Work to be completed: Print every entry exactly as written and exclude all images.

Source data:
* * * *

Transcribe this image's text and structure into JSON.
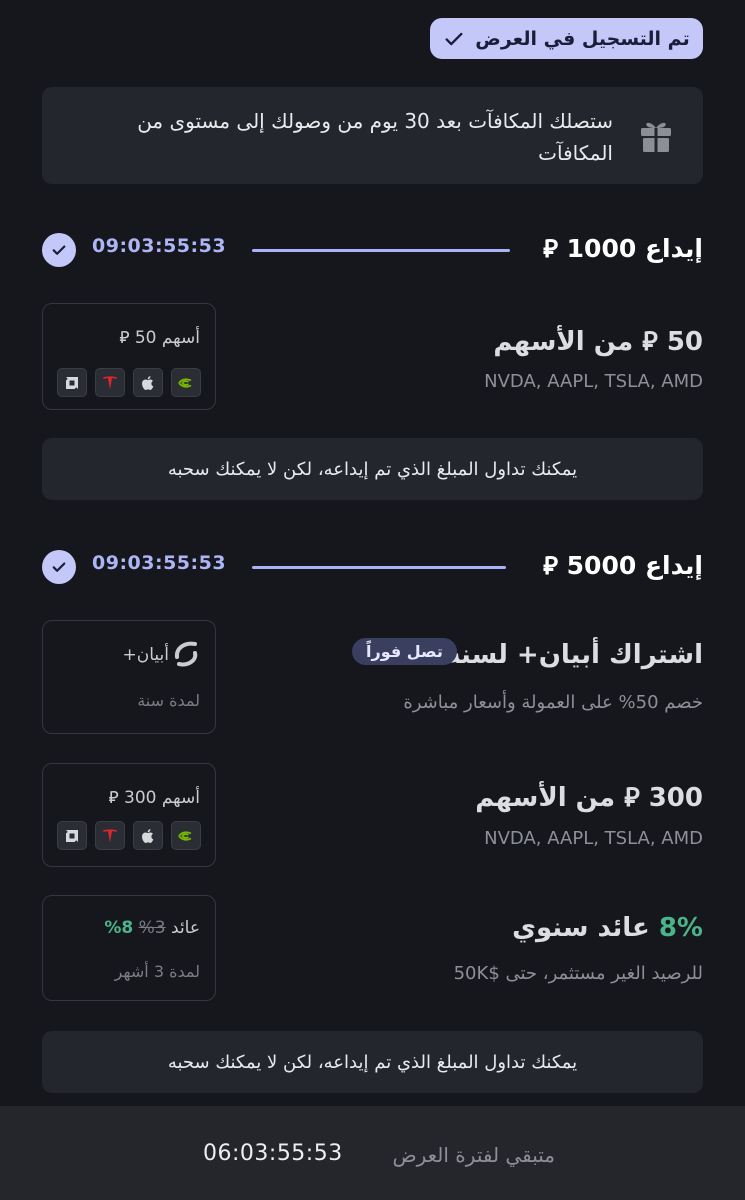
{
  "registration": {
    "badge_label": "تم التسجيل في العرض"
  },
  "info": {
    "text": "ستصلك المكافآت بعد 30 يوم من وصولك إلى مستوى من المكافآت"
  },
  "tiers": [
    {
      "title": "إيداع 1000 ⃁",
      "timer": "09:03:55:53",
      "rewards": [
        {
          "title": "50 ⃁ من الأسهم",
          "subtitle": "NVDA, AAPL, TSLA, AMD",
          "card_label": "أسهم 50 ⃁",
          "logos": [
            "nvidia-logo",
            "apple-logo",
            "tesla-logo",
            "amd-logo"
          ]
        }
      ],
      "note": "يمكنك تداول المبلغ الذي تم إيداعه، لكن لا يمكنك سحبه"
    },
    {
      "title": "إيداع 5000 ⃁",
      "timer": "09:03:55:53",
      "rewards": [
        {
          "title": "اشتراك أبيان+ لسنة",
          "pill": "تصل فوراً",
          "subtitle": "خصم 50% على العمولة وأسعار مباشرة",
          "card_label": "أبيان+",
          "card_sub": "لمدة سنة"
        },
        {
          "title": "300 ⃁ من الأسهم",
          "subtitle": "NVDA, AAPL, TSLA, AMD",
          "card_label": "أسهم 300 ⃁",
          "logos": [
            "nvidia-logo",
            "apple-logo",
            "tesla-logo",
            "amd-logo"
          ]
        },
        {
          "title_value": "8%",
          "title_text": "عائد سنوي",
          "subtitle": "للرصيد الغير مستثمر، حتى $50K",
          "card_label": "عائد",
          "card_old": "3%",
          "card_new": "8%",
          "card_sub": "لمدة 3 أشهر"
        }
      ],
      "note": "يمكنك تداول المبلغ الذي تم إيداعه، لكن لا يمكنك سحبه"
    }
  ],
  "footer": {
    "remaining_label": "متبقي لفترة العرض",
    "remaining_timer": "06:03:55:53"
  },
  "colors": {
    "accent": "#c3c8f9",
    "green": "#4bb48a",
    "background": "#15171c",
    "card": "#23262c"
  }
}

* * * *

Solution to the exercise:
Transcribe this image's text and structure into JSON.
{
  "registration": {
    "badge_label": "تم التسجيل في العرض"
  },
  "info": {
    "text": "ستصلك المكافآت بعد 30 يوم من وصولك إلى مستوى من المكافآت"
  },
  "tiers": [
    {
      "title": "إيداع 1000 ⃁",
      "timer": "09:03:55:53",
      "rewards": [
        {
          "title": "50 ⃁ من الأسهم",
          "subtitle": "NVDA, AAPL, TSLA, AMD",
          "card_label": "أسهم 50 ⃁",
          "logos": [
            "nvidia-logo",
            "apple-logo",
            "tesla-logo",
            "amd-logo"
          ]
        }
      ],
      "note": "يمكنك تداول المبلغ الذي تم إيداعه، لكن لا يمكنك سحبه"
    },
    {
      "title": "إيداع 5000 ⃁",
      "timer": "09:03:55:53",
      "rewards": [
        {
          "title": "اشتراك أبيان+ لسنة",
          "pill": "تصل فوراً",
          "subtitle": "خصم 50% على العمولة وأسعار مباشرة",
          "card_label": "أبيان+",
          "card_sub": "لمدة سنة"
        },
        {
          "title": "300 ⃁ من الأسهم",
          "subtitle": "NVDA, AAPL, TSLA, AMD",
          "card_label": "أسهم 300 ⃁",
          "logos": [
            "nvidia-logo",
            "apple-logo",
            "tesla-logo",
            "amd-logo"
          ]
        },
        {
          "title_value": "8%",
          "title_text": "عائد سنوي",
          "subtitle": "للرصيد الغير مستثمر، حتى $50K",
          "card_label": "عائد",
          "card_old": "3%",
          "card_new": "8%",
          "card_sub": "لمدة 3 أشهر"
        }
      ],
      "note": "يمكنك تداول المبلغ الذي تم إيداعه، لكن لا يمكنك سحبه"
    }
  ],
  "footer": {
    "remaining_label": "متبقي لفترة العرض",
    "remaining_timer": "06:03:55:53"
  },
  "colors": {
    "accent": "#c3c8f9",
    "green": "#4bb48a",
    "background": "#15171c",
    "card": "#23262c"
  }
}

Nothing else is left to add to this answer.